- Jacobus tenBroek centennial issue of the Braille Monitor, July 2011
- The Right to Live in the World: The Disabled in the Law of Torts, by Jacobus tenBroek (California Law Review, May 1966)
The half-century history of the NFB is now available. Listen to the book Walking Alone and Marching Together in MP3 format. The entire book is available in thirty parts.
The Library offers exhibits highlighting technological and personal achievements by the blind. Currently on display:
- Everest Expedition - Explore the tactile exhibit dedicated to the NFB-sponsored Everest Expedition featuring Erik Weihenmayer's 2001 ascent of Mount Everest.
- Rocket Launch - Find out about the first ever NASA rocket launched by blind students.
- Youth Slam Tiles - Inspect the tiles inspired by the experiences of the participants of the 2007 Youth Slam.
- The crooked white cane Jacobus tenBroek used before he was introduced it the (straight) long white cane.
- Louis Braille Commemorative Silver Dollar.
- The two coins that were sent into space on a 2009 shuttle mission.
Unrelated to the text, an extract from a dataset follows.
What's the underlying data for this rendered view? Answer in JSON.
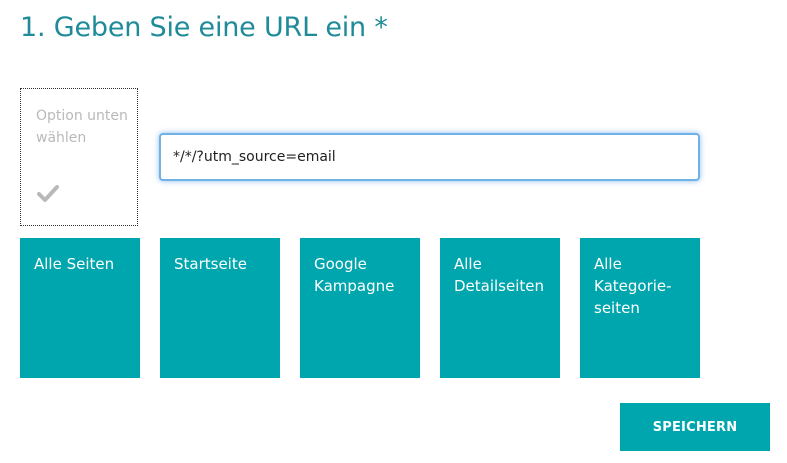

These are proof coins and cannot be inspected tactilely, but we have a copy of the NASA certificate in Braille to which are affixed two Louis Braille coins that may be touched.
- Twenty-five-square-foot tactile mural honoring the Louis Braille bicentennial, the commemorative coin, and the coins’ trip into space.
- Scale models of the Jernigan Institute (available for visual or tactile inspection).
- Tactile floor plans of the Jernigan Institute building.
- Scale models of other notable buildings from around the world.
- Tactile/visual exhibit on radio astronomy, presented by NASA to the Jernigan Institute.
- A portion of Helen Keller’s personal Braille library.
- Examples of books in other tactile formats.
For More Information
Jacobus tenBroek Library
NATIONAL FEDERATION OF THE BLIND
200 East Wells Street
at Jernigan Place
Baltimore, MD 21230
Phone: (410) 659-9314
Fax: (410) 685-2340